Data under study –

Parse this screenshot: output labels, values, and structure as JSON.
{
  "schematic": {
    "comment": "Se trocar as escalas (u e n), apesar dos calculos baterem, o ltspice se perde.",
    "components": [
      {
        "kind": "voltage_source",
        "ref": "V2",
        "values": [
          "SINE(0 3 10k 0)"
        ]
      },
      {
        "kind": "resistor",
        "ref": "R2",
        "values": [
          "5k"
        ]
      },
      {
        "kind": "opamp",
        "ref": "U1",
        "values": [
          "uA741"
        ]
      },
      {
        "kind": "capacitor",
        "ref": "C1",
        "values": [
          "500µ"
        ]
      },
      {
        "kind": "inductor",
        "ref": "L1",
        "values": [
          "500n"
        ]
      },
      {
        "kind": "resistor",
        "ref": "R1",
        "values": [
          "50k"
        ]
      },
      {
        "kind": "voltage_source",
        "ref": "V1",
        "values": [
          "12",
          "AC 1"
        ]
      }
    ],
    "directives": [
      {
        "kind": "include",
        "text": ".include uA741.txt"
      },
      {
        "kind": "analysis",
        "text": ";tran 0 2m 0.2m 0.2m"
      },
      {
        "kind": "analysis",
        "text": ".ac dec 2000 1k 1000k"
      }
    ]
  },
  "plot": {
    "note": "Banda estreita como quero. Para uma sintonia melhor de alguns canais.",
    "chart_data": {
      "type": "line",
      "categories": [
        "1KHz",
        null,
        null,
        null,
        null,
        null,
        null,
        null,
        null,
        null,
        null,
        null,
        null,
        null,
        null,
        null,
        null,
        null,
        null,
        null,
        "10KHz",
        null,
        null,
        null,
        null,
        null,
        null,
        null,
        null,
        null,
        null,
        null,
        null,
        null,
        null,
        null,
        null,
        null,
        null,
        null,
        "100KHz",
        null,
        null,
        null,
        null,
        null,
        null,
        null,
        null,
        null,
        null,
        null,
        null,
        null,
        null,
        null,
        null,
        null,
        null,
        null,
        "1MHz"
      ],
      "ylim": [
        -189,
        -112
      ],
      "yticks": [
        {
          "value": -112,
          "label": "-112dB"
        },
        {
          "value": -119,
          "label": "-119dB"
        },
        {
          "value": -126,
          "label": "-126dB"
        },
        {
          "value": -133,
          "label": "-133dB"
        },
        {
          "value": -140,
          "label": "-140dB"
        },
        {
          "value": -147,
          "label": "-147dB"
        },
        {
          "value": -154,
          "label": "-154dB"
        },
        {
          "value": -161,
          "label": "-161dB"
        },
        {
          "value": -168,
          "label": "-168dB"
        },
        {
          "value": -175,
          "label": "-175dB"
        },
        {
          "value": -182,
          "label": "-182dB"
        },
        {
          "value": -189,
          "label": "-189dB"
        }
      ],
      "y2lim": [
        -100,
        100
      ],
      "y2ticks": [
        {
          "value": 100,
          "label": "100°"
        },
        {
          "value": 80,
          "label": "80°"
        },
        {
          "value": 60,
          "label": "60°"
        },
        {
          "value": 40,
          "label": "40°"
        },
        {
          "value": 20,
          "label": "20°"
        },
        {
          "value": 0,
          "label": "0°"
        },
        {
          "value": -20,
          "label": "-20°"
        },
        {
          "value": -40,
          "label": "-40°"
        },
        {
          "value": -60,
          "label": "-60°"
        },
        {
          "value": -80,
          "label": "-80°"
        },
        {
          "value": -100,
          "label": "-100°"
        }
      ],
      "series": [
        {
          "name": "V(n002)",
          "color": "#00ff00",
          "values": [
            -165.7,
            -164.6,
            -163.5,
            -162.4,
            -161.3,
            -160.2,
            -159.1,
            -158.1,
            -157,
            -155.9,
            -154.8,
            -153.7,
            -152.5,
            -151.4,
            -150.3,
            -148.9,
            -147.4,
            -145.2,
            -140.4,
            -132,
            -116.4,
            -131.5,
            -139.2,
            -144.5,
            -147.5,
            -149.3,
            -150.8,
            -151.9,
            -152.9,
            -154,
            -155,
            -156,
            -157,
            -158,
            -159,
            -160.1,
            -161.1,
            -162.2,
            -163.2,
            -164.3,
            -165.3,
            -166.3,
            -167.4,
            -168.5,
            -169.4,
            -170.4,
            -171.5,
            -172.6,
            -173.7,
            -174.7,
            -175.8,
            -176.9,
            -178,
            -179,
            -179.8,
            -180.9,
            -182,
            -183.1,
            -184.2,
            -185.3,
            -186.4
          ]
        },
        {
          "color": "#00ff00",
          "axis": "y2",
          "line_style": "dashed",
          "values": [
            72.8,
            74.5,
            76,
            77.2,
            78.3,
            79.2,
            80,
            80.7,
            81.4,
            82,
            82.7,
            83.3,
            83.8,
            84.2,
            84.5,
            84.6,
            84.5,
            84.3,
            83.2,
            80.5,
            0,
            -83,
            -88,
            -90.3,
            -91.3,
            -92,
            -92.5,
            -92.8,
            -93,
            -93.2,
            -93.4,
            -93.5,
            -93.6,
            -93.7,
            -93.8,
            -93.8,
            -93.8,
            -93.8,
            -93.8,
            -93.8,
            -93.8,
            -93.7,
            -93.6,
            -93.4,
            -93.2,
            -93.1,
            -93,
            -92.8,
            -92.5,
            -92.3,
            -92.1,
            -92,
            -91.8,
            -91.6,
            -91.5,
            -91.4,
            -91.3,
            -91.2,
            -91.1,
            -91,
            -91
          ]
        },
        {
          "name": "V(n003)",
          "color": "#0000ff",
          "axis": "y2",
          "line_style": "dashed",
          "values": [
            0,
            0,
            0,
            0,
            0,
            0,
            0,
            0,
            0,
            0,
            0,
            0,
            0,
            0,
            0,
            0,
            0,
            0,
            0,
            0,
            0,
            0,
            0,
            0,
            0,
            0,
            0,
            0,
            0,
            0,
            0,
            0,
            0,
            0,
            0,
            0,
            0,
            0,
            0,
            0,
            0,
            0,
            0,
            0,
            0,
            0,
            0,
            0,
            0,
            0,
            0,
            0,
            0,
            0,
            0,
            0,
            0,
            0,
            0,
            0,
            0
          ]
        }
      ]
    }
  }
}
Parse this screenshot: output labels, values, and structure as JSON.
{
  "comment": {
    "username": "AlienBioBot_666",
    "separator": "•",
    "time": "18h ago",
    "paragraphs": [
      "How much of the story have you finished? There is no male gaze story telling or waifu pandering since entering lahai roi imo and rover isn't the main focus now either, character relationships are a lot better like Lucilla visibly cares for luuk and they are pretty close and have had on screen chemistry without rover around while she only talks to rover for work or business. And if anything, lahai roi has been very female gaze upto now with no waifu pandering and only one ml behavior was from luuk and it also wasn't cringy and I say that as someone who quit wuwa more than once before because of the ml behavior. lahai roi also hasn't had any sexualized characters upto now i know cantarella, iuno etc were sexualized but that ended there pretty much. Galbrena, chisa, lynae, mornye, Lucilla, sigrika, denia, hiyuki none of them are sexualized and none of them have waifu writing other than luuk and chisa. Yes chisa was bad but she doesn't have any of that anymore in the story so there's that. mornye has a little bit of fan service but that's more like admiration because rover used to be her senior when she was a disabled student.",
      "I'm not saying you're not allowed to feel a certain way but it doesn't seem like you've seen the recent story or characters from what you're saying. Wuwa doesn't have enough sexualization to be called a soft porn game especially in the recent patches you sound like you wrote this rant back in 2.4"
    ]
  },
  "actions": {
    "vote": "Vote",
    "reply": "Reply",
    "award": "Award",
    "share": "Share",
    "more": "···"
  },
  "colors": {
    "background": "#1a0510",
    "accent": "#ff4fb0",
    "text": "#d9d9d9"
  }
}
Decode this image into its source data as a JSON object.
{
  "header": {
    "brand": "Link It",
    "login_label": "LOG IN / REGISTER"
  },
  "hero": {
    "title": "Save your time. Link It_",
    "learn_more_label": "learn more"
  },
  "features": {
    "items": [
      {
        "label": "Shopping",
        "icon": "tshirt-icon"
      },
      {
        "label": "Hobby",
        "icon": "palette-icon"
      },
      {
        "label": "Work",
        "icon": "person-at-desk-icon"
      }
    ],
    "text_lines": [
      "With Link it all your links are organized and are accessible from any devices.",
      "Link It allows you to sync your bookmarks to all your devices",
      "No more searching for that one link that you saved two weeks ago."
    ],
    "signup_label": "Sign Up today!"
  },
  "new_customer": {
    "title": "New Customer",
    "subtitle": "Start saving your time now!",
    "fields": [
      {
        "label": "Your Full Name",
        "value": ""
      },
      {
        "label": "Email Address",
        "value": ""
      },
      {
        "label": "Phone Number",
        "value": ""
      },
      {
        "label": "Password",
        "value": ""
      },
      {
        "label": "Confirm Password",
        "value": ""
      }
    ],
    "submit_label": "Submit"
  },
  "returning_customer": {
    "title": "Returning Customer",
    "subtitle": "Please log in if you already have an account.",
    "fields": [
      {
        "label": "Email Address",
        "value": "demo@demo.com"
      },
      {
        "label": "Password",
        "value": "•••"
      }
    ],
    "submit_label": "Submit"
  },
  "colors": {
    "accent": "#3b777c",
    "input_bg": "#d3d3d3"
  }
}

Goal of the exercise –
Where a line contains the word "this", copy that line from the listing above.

Exercise solution –
Parse this screenshot: output labels, values, and structure as JSON.
Parse this screenshot: output labels, values, and structure as JSON.
      "I'm not saying you're not allowed to feel a certain way but it doesn't seem like you've seen the recent story or characters from what you're saying. Wuwa doesn't have enough sexualization to be called a soft porn game especially in the recent patches you sound like you wrote this rant back in 2.4"
Decode this image into its source data as a JSON object.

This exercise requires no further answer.